| Your objective |
Repeat every record exactly as given.
===== Data extracts
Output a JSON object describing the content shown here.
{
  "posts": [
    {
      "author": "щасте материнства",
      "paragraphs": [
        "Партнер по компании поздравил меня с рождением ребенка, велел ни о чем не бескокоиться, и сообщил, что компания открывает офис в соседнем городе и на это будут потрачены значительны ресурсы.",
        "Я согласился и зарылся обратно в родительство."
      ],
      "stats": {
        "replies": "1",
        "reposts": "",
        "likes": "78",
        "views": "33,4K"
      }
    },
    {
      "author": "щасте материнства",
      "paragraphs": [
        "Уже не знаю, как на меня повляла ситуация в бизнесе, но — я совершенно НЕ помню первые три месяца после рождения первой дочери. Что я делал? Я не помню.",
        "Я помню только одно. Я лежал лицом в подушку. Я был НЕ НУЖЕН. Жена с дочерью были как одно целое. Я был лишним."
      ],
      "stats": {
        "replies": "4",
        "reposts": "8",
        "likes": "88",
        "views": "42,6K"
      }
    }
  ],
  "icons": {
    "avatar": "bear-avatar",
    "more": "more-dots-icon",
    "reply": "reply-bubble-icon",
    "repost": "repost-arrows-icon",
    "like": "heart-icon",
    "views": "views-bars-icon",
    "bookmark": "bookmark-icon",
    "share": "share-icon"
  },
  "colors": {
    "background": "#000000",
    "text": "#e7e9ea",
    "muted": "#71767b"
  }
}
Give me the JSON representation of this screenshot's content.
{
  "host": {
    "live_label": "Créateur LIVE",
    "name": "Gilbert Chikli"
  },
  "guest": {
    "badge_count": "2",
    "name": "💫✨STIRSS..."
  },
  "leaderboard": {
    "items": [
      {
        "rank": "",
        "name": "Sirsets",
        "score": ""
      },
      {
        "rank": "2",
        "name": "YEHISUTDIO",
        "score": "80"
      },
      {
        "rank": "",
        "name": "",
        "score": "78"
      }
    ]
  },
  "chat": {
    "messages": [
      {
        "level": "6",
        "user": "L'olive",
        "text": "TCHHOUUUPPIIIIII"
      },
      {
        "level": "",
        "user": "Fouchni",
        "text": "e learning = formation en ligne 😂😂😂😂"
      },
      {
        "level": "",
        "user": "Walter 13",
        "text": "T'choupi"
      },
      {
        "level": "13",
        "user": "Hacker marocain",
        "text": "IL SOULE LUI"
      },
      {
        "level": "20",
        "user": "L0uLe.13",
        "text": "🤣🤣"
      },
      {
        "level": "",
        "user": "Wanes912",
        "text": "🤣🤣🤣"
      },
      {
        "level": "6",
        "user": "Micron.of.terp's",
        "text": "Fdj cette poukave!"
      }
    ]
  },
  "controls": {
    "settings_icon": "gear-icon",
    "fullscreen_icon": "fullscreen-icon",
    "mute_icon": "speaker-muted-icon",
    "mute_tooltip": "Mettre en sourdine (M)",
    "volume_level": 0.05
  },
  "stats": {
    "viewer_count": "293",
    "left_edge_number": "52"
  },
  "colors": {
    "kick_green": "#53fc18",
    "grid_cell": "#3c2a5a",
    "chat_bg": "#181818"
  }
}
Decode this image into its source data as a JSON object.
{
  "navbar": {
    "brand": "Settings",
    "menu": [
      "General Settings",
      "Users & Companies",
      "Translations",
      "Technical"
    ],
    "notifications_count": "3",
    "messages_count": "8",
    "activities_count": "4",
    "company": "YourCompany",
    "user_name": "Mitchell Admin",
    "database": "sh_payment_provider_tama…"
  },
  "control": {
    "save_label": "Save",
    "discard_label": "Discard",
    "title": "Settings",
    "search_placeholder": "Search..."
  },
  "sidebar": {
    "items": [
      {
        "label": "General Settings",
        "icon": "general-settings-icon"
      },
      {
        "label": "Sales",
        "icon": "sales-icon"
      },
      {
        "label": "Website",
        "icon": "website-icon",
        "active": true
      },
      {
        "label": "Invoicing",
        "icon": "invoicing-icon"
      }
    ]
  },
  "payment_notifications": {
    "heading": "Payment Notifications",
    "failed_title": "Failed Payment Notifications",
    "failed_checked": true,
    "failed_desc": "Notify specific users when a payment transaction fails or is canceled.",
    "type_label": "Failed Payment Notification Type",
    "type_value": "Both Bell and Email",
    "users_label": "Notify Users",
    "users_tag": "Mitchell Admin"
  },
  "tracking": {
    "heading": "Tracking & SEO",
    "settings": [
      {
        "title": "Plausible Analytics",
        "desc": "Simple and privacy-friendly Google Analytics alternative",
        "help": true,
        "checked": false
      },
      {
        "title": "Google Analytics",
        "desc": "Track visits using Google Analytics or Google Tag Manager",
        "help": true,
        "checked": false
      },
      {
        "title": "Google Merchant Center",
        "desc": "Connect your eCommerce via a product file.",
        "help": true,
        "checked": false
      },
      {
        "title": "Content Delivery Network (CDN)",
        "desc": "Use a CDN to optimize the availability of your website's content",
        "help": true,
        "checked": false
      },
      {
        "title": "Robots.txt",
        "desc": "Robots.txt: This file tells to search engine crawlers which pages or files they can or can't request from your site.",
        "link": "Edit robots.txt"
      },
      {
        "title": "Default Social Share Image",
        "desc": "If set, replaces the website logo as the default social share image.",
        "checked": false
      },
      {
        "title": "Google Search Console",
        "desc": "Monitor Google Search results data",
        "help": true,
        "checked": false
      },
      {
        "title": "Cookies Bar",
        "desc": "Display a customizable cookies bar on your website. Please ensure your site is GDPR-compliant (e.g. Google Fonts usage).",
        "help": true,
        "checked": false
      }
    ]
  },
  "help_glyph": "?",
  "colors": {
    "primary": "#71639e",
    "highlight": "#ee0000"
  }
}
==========
| Expected answer |
Output a JSON object describing the content shown here.
{
  "posts": [
    {
      "author": "щасте материнства",
      "paragraphs": [
        "Партнер по компании поздравил меня с рождением ребенка, велел ни о чем не бескокоиться, и сообщил, что компания открывает офис в соседнем городе и на это будут потрачены значительны ресурсы.",
        "Я согласился и зарылся обратно в родительство."
      ],
      "stats": {
        "replies": "1",
        "reposts": "",
        "likes": "78",
        "views": "33,4K"
      }
    },
    {
      "author": "щасте материнства",
      "paragraphs": [
        "Уже не знаю, как на меня повляла ситуация в бизнесе, но — я совершенно НЕ помню первые три месяца после рождения первой дочери. Что я делал? Я не помню.",
        "Я помню только одно. Я лежал лицом в подушку. Я был НЕ НУЖЕН. Жена с дочерью были как одно целое. Я был лишним."
      ],
      "stats": {
        "replies": "4",
        "reposts": "8",
        "likes": "88",
        "views": "42,6K"
      }
    }
  ],
  "icons": {
    "avatar": "bear-avatar",
    "more": "more-dots-icon",
    "reply": "reply-bubble-icon",
    "repost": "repost-arrows-icon",
    "like": "heart-icon",
    "views": "views-bars-icon",
    "bookmark": "bookmark-icon",
    "share": "share-icon"
  },
  "colors": {
    "background": "#000000",
    "text": "#e7e9ea",
    "muted": "#71767b"
  }
}
Give me the JSON representation of this screenshot's content.
{
  "host": {
    "live_label": "Créateur LIVE",
    "name": "Gilbert Chikli"
  },
  "guest": {
    "badge_count": "2",
    "name": "💫✨STIRSS..."
  },
  "leaderboard": {
    "items": [
      {
        "rank": "",
        "name": "Sirsets",
        "score": ""
      },
      {
        "rank": "2",
        "name": "YEHISUTDIO",
        "score": "80"
      },
      {
        "rank": "",
        "name": "",
        "score": "78"
      }
    ]
  },
  "chat": {
    "messages": [
      {
        "level": "6",
        "user": "L'olive",
        "text": "TCHHOUUUPPIIIIII"
      },
      {
        "level": "",
        "user": "Fouchni",
        "text": "e learning = formation en ligne 😂😂😂😂"
      },
      {
        "level": "",
        "user": "Walter 13",
        "text": "T'choupi"
      },
      {
        "level": "13",
        "user": "Hacker marocain",
        "text": "IL SOULE LUI"
      },
      {
        "level": "20",
        "user": "L0uLe.13",
        "text": "🤣🤣"
      },
      {
        "level": "",
        "user": "Wanes912",
        "text": "🤣🤣🤣"
      },
      {
        "level": "6",
        "user": "Micron.of.terp's",
        "text": "Fdj cette poukave!"
      }
    ]
  },
  "controls": {
    "settings_icon": "gear-icon",
    "fullscreen_icon": "fullscreen-icon",
    "mute_icon": "speaker-muted-icon",
    "mute_tooltip": "Mettre en sourdine (M)",
    "volume_level": 0.05
  },
  "stats": {
    "viewer_count": "293",
    "left_edge_number": "52"
  },
  "colors": {
    "kick_green": "#53fc18",
    "grid_cell": "#3c2a5a",
    "chat_bg": "#181818"
  }
}
Decode this image into its source data as a JSON object.
{
  "navbar": {
    "brand": "Settings",
    "menu": [
      "General Settings",
      "Users & Companies",
      "Translations",
      "Technical"
    ],
    "notifications_count": "3",
    "messages_count": "8",
    "activities_count": "4",
    "company": "YourCompany",
    "user_name": "Mitchell Admin",
    "database": "sh_payment_provider_tama…"
  },
  "control": {
    "save_label": "Save",
    "discard_label": "Discard",
    "title": "Settings",
    "search_placeholder": "Search..."
  },
  "sidebar": {
    "items": [
      {
        "label": "General Settings",
        "icon": "general-settings-icon"
      },
      {
        "label": "Sales",
        "icon": "sales-icon"
      },
      {
        "label": "Website",
        "icon": "website-icon",
        "active": true
      },
      {
        "label": "Invoicing",
        "icon": "invoicing-icon"
      }
    ]
  },
  "payment_notifications": {
    "heading": "Payment Notifications",
    "failed_title": "Failed Payment Notifications",
    "failed_checked": true,
    "failed_desc": "Notify specific users when a payment transaction fails or is canceled.",
    "type_label": "Failed Payment Notification Type",
    "type_value": "Both Bell and Email",
    "users_label": "Notify Users",
    "users_tag": "Mitchell Admin"
  },
  "tracking": {
    "heading": "Tracking & SEO",
    "settings": [
      {
        "title": "Plausible Analytics",
        "desc": "Simple and privacy-friendly Google Analytics alternative",
        "help": true,
        "checked": false
      },
      {
        "title": "Google Analytics",
        "desc": "Track visits using Google Analytics or Google Tag Manager",
        "help": true,
        "checked": false
      },
      {
        "title": "Google Merchant Center",
        "desc": "Connect your eCommerce via a product file.",
        "help": true,
        "checked": false
      },
      {
        "title": "Content Delivery Network (CDN)",
        "desc": "Use a CDN to optimize the availability of your website's content",
        "help": true,
        "checked": false
      },
      {
        "title": "Robots.txt",
        "desc": "Robots.txt: This file tells to search engine crawlers which pages or files they can or can't request from your site.",
        "link": "Edit robots.txt"
      },
      {
        "title": "Default Social Share Image",
        "desc": "If set, replaces the website logo as the default social share image.",
        "checked": false
      },
      {
        "title": "Google Search Console",
        "desc": "Monitor Google Search results data",
        "help": true,
        "checked": false
      },
      {
        "title": "Cookies Bar",
        "desc": "Display a customizable cookies bar on your website. Please ensure your site is GDPR-compliant (e.g. Google Fonts usage).",
        "help": true,
        "checked": false
      }
    ]
  },
  "help_glyph": "?",
  "colors": {
    "primary": "#71639e",
    "highlight": "#ee0000"
  }
}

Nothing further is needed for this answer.